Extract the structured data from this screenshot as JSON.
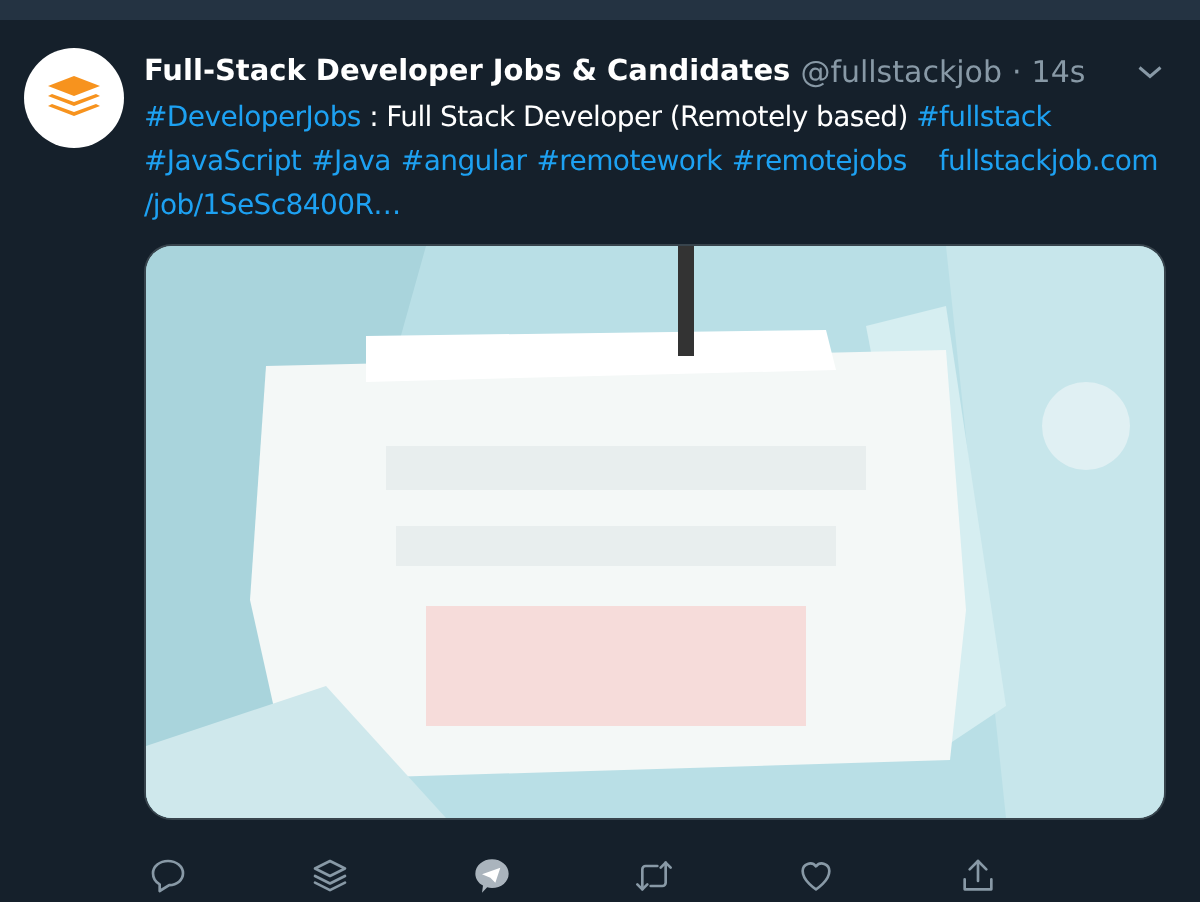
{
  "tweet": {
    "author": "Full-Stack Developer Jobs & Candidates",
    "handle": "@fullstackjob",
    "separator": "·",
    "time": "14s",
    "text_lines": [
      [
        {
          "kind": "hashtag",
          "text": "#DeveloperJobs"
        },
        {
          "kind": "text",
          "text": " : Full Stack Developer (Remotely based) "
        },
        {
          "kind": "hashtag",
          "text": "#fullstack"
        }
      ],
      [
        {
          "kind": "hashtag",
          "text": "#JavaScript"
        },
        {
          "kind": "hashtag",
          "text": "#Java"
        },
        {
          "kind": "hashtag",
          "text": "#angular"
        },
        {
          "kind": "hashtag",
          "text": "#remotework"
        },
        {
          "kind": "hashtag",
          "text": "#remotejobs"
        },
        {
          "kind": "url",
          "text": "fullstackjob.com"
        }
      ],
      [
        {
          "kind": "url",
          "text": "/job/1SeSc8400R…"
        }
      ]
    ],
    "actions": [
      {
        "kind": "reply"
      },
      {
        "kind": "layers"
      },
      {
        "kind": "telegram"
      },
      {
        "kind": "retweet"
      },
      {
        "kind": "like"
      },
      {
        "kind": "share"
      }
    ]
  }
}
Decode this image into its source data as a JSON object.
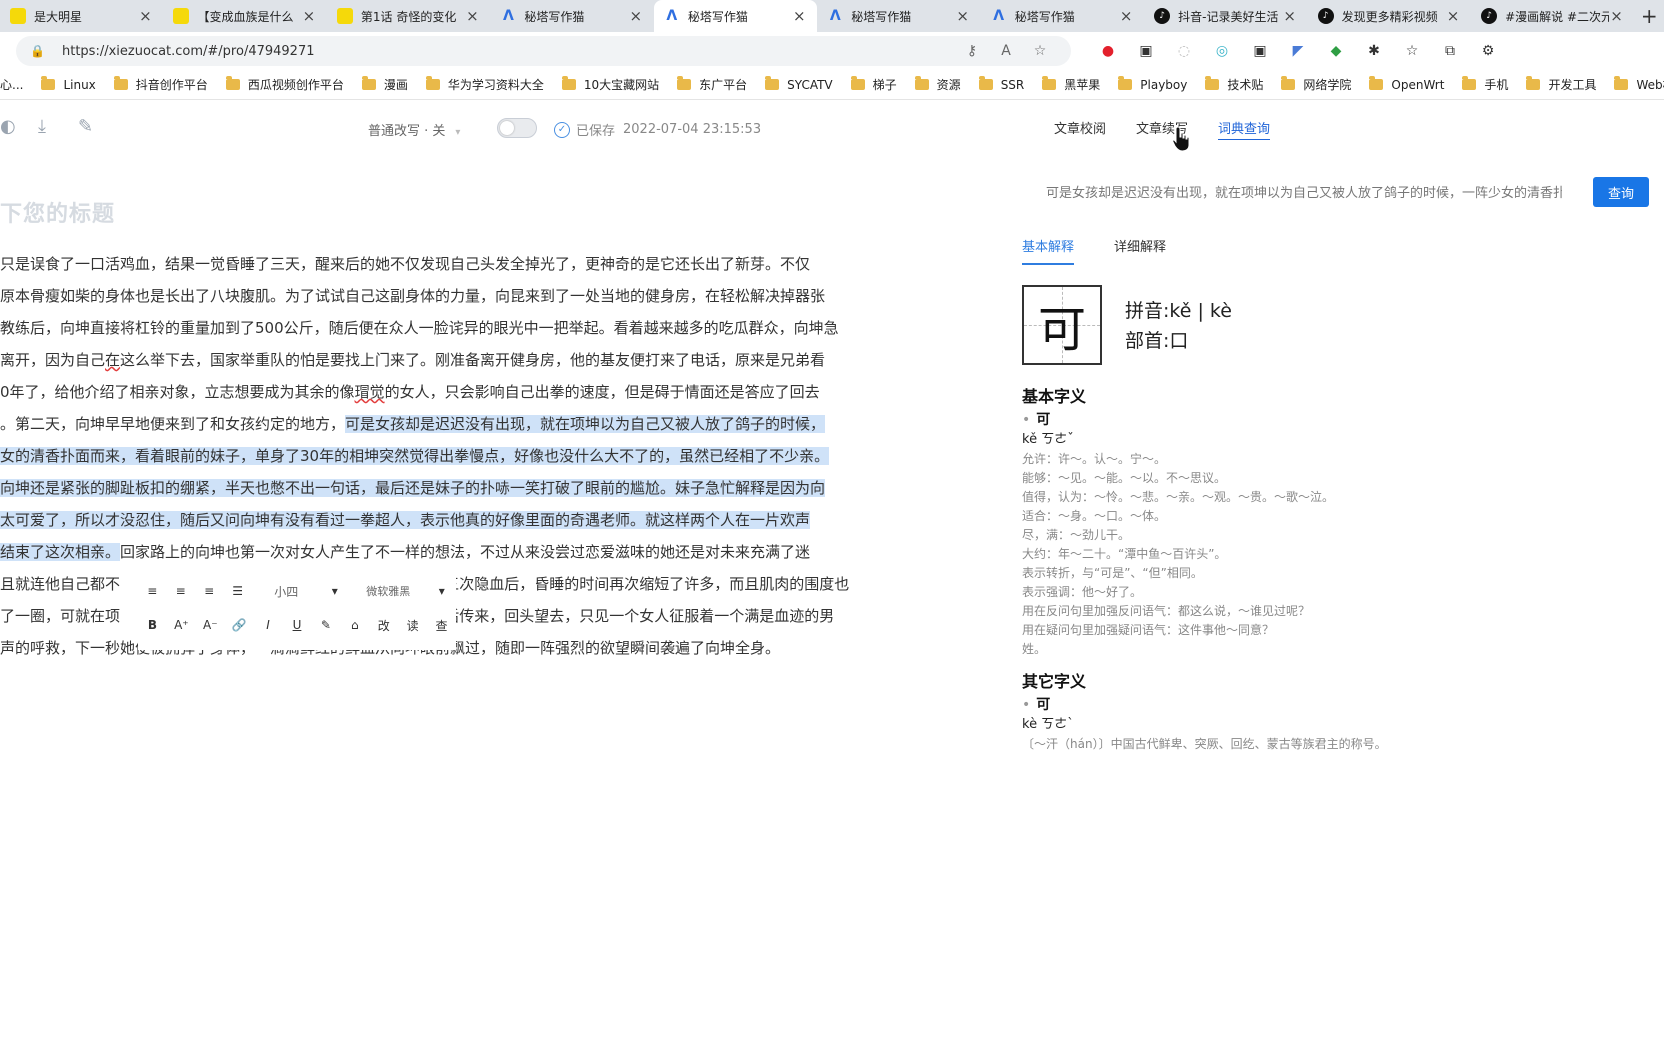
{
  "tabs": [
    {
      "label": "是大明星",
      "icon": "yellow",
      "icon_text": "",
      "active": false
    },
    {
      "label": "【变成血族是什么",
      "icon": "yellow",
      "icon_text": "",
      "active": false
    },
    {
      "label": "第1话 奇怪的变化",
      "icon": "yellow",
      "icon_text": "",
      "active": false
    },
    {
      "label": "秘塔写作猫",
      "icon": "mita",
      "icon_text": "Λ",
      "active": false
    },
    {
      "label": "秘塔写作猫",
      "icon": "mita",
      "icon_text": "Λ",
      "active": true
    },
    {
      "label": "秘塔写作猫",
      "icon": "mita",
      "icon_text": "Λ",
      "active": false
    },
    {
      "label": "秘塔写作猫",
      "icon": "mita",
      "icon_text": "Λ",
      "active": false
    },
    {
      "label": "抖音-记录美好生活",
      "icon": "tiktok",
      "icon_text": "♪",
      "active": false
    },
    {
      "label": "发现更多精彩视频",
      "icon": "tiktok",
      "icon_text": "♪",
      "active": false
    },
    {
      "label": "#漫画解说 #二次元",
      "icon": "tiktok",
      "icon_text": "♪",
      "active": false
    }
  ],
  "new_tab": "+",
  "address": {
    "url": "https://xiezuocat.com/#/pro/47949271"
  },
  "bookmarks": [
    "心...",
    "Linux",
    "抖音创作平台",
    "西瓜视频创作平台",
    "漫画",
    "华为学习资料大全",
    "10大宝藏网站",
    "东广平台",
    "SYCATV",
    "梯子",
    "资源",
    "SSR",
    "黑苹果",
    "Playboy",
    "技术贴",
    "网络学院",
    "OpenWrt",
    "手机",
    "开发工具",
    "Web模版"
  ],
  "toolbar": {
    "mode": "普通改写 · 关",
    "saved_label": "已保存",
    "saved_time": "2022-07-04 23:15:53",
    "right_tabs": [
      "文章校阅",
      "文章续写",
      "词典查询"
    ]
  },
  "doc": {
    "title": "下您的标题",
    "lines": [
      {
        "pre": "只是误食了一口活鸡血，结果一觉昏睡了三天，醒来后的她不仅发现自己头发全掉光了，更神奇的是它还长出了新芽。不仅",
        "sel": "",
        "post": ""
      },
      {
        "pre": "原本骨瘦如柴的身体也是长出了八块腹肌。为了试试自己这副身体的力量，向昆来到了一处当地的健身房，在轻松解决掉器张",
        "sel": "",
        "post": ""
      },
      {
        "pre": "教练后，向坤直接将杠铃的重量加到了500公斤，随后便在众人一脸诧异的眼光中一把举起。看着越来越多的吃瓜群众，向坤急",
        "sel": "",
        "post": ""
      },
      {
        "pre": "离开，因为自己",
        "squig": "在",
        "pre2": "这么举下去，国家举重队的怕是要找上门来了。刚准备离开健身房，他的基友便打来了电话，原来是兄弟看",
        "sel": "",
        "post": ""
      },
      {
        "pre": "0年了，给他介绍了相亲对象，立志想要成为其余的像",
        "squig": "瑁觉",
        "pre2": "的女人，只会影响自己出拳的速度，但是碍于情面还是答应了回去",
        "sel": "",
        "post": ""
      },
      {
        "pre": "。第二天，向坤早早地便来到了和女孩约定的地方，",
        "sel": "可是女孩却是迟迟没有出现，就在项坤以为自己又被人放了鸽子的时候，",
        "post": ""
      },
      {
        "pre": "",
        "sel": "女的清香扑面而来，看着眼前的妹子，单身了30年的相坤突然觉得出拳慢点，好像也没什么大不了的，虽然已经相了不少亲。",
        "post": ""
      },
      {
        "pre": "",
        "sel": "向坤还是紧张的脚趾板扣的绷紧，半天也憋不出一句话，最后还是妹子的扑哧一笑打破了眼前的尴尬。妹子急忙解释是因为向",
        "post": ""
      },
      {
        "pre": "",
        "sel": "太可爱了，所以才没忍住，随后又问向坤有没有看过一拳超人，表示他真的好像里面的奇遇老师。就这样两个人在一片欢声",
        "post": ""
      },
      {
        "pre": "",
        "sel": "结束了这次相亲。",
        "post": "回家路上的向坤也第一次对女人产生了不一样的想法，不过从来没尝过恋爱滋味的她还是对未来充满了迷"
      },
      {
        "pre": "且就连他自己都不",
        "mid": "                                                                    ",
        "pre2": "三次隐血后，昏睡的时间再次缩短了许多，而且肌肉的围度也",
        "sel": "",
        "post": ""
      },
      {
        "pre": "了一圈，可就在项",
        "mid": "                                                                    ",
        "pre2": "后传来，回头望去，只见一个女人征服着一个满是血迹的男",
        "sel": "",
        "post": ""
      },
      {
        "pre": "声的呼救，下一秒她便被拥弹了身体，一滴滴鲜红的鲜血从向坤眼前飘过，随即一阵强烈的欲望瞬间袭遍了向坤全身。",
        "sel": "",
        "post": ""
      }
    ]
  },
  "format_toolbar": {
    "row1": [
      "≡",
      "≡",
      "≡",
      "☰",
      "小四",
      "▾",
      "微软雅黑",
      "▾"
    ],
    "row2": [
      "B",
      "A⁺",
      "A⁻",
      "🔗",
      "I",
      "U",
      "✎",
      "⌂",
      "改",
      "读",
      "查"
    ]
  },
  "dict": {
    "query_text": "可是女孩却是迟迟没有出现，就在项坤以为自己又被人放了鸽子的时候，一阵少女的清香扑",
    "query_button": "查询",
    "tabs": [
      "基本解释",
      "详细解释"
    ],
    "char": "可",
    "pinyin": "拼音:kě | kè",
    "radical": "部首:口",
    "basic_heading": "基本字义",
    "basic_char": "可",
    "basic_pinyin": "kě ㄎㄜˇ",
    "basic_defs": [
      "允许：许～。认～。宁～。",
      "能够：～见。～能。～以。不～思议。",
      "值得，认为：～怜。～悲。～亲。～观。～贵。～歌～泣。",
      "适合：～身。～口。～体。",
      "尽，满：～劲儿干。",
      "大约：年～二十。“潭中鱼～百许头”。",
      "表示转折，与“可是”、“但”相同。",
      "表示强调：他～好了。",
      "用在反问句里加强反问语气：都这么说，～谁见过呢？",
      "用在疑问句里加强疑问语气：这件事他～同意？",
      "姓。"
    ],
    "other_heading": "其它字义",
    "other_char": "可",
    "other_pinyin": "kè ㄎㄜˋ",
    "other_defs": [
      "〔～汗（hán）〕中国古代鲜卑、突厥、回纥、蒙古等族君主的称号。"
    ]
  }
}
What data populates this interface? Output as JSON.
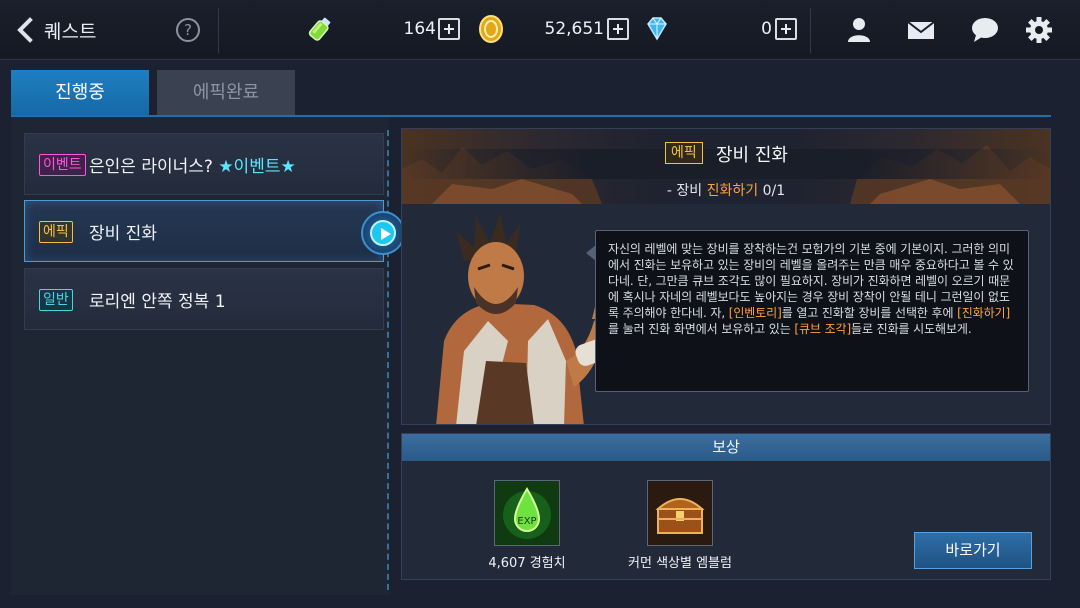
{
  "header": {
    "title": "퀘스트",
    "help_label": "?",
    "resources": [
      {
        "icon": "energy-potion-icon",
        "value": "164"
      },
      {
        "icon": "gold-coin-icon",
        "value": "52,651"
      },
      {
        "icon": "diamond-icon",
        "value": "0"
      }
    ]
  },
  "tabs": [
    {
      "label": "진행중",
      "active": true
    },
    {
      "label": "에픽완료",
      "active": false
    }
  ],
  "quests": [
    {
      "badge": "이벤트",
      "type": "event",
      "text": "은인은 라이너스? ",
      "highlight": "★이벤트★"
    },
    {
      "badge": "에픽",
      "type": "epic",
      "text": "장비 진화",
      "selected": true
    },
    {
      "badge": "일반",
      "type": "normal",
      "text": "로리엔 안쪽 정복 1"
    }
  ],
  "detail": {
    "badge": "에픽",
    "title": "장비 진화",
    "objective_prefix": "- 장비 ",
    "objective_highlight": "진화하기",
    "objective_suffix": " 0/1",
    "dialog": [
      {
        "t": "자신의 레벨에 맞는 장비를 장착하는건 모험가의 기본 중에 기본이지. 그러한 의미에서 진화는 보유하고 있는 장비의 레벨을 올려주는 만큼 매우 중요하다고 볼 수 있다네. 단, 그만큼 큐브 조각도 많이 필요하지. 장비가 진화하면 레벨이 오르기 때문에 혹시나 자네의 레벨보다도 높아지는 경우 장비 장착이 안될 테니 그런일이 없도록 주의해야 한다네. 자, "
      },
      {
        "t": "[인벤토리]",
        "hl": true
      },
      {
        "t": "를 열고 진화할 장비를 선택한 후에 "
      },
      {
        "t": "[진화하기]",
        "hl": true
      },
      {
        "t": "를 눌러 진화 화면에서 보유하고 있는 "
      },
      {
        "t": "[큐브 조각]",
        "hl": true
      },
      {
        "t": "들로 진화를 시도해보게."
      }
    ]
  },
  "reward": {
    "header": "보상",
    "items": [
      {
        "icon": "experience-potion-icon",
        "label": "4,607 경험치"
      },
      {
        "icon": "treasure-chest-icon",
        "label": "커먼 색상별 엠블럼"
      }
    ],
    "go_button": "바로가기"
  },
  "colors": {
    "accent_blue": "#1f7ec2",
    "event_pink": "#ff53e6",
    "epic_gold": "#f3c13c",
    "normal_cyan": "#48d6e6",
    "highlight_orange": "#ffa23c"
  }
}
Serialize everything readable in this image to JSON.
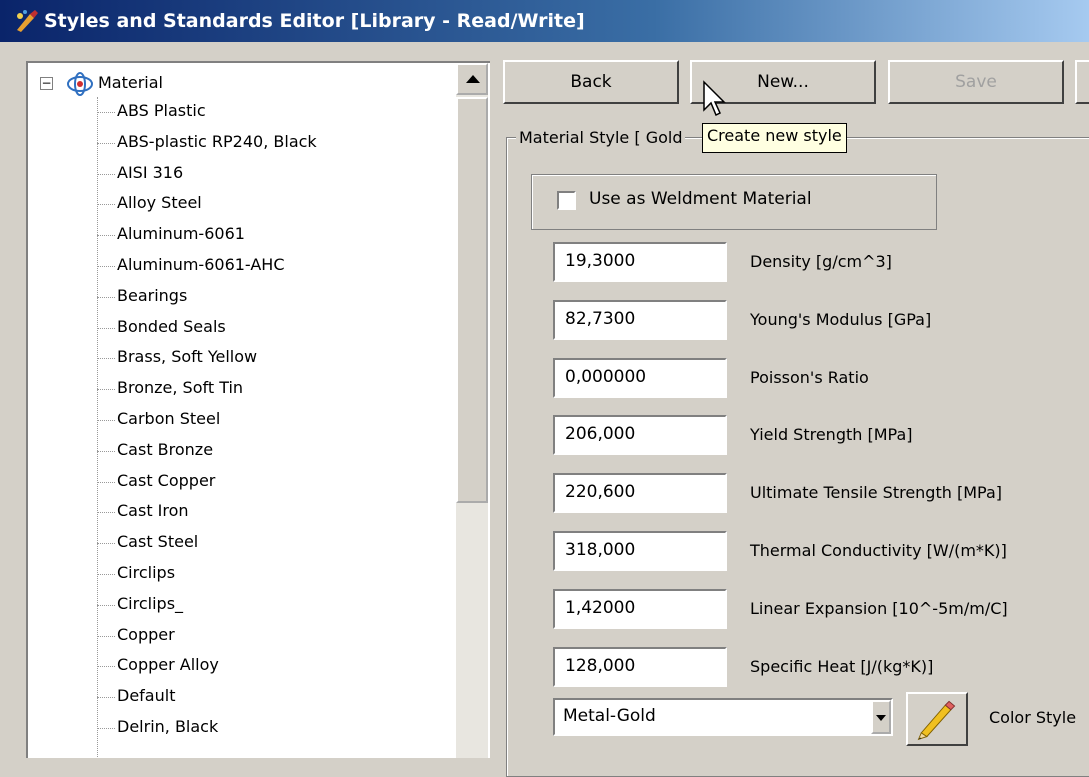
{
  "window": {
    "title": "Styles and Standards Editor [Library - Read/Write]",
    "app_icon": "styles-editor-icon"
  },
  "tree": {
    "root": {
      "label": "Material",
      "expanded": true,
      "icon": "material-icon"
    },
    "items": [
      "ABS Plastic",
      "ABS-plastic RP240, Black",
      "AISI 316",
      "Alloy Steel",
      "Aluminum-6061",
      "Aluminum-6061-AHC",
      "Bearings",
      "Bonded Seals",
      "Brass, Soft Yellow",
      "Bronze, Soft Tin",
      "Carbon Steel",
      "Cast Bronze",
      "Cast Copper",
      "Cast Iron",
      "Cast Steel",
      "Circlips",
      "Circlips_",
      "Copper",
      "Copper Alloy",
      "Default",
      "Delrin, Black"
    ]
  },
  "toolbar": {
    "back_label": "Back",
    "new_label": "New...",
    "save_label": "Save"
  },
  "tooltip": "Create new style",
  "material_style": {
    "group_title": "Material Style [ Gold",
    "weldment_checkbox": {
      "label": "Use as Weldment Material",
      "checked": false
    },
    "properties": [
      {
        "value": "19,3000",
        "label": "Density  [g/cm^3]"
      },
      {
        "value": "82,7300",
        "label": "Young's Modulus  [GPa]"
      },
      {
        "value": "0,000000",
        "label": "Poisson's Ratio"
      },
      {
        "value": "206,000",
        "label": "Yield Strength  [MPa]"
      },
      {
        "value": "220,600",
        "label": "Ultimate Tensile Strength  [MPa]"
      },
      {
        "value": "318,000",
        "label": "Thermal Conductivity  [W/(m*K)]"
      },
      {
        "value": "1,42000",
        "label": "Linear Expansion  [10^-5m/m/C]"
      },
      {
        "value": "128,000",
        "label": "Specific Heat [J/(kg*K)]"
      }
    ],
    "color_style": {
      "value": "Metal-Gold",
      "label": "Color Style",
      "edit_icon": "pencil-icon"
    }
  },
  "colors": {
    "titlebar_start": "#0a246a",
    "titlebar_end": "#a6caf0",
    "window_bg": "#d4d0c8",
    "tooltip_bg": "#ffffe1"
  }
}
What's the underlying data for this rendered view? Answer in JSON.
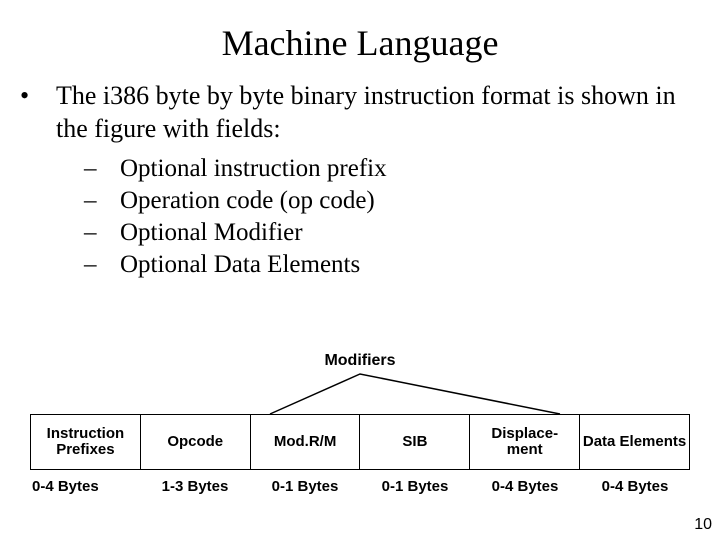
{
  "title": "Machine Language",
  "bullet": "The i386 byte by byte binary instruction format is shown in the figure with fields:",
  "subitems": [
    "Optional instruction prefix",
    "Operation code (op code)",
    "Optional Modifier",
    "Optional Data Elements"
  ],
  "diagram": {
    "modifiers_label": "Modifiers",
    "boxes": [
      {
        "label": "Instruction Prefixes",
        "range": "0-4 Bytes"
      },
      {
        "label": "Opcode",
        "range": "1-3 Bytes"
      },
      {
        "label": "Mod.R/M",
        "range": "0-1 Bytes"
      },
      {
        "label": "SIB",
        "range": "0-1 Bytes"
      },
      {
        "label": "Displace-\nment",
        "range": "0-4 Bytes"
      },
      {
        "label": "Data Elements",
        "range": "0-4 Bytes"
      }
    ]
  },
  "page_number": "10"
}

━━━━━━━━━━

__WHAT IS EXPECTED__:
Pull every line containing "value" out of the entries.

__TASK OUTPUT__:
        "value": "164"
        "value": "52,651"
        "value": "0"
        "value": "19,3000",
        "value": "82,7300",
        "value": "0,000000",
        "value": "206,000",
        "value": "220,600",
        "value": "318,000",
        "value": "1,42000",
        "value": "128,000",
      "value": "Metal-Gold",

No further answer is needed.